Alisma plantago-aquatica is a perennial found in areas such as Northern temperate regions of Europe, including Britain, Asia and America. A member of the Alismataceae family, Alisma plantago-aquatica L is also known by its common name of Great Water Plantain. The perennial can grow to a height of 0.9 meters and up to 0.45 meters wide. The preferred habitat of Ditches, damp ground and shallow pond margins in water up to 15 centimeters deep[13, 17, 24]., with LMH soil and N moisture levels. .

Great Water Plantain is a zone 6 hardy plant that has medicinal uses - the medicinal usage rating of Great Water Plantain is 3The leaves are antibacterial, anticholesterolemic, diaphoretic, diuretic, hypoglycaemic and hypotensive[4, 147, 176]. They are used in the treatment of cystitis, dysentery, renal calculus, gravel etc[4]. The fresh leaf is rubefacient[222]. It is used in the treatment of leprosy[218] and is also applied locally to bruises and swellings[4]. Dried stem bases eaten, or grated and taken with water in treating digestive disorders such as heartburn, cramps and stomach flu[257]. The powdered seed is an astringent, used in cases of bleeding[4]. The seed is also said to promote sterility[218]. The root has a wide range of medicinal uses[176, 218]. It is antibacterial, anticholesterolemic, diuretic and hypotensive[176]. It is said to lower blood pressure, cholesterol and blood sugar levels[238] whilst it also has an antibacterial action on Staphylococcus, Pneumococci and Mycobacterium[176]. The root is used in the treatment of oliguria, oedema, nephritis, acute diarrhoea, cholesterolaemia and fatty
liver[176]. It has been thought of as a cure for rabies, though this has not been substantiated[4]. The whole plant is believed to promote conception[218]. The root is harvested before . The plant comes into flower and is dried for later use[238]. A homeopathic remedy is obtained from the fresh root[4].

Alisma plantago-aquatica is 0 plant, whose flowers bloom typically in 6 - 8, and which is pollinated by Flies.

Known hazards of the plant: The fresh leaves and roots are toxic but the toxic principal is destroyed by heat or by drying[13, 46].

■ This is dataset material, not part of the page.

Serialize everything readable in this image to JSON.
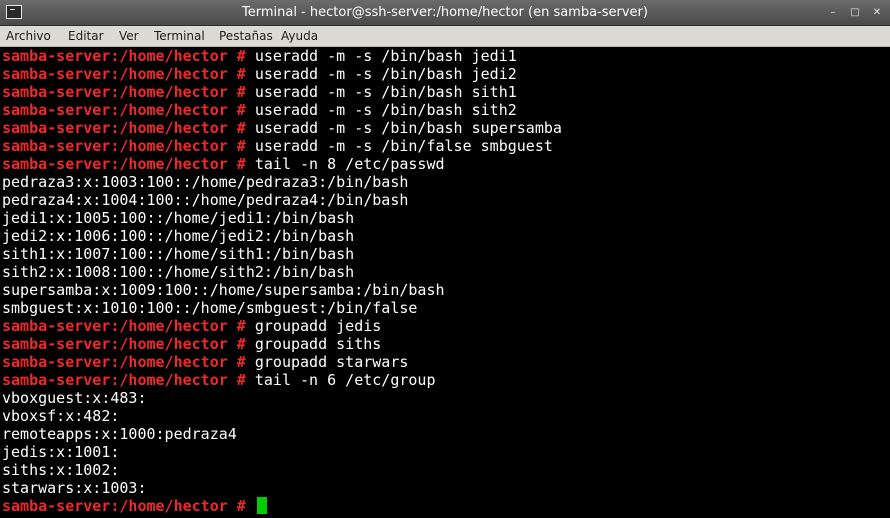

The plant has an edibility rating of 2Root - cooked[13, 46, 61, 74]. Rich in starch[114]. Caution is advised, the root is acrid if it is not dried or well cooked before use[2, 183]. Leaves and petioles - must be thoroughly cooked. They require long boiling and have a salty flavour[105, 179].

Cultivation tips: Succeeds in a sunny position in boggy ground or shallow water up to 25 centimeters deep[200]. Plants often self-sow aggressively when in a suitable position[1, 56]. The subspecies A. plantago-maritima orientale. Sam. is the form used medicinally in China[176]. The subspecies A. plantago-maritima parviflorum (Syn A. parviflorum, A. subcordatum) is the form used medicinally in America[222]. Plants are very attractive to slugs[K].

. The plant should best be propagated by Seed - best sown in a cold frame as soon as it is ripe. Place the pot in about 3 centimeters of water to keep the soil wet. Pot up the seedlings when large enough to handle and keep in the cold frame for the first winter, planting out in late spring. Division in spring or autumn. Fairly easy, the divisions can be planted straight out into their permanent positions.

Root - cooked[13, 46, 61, 74]. Rich in starch[114]. Caution is advised, the root is acrid if it is not dried or well cooked before use[2, 183]. Leaves and petioles - must be thoroughly cooked. They require long boiling and have a salty flavour[105, 179].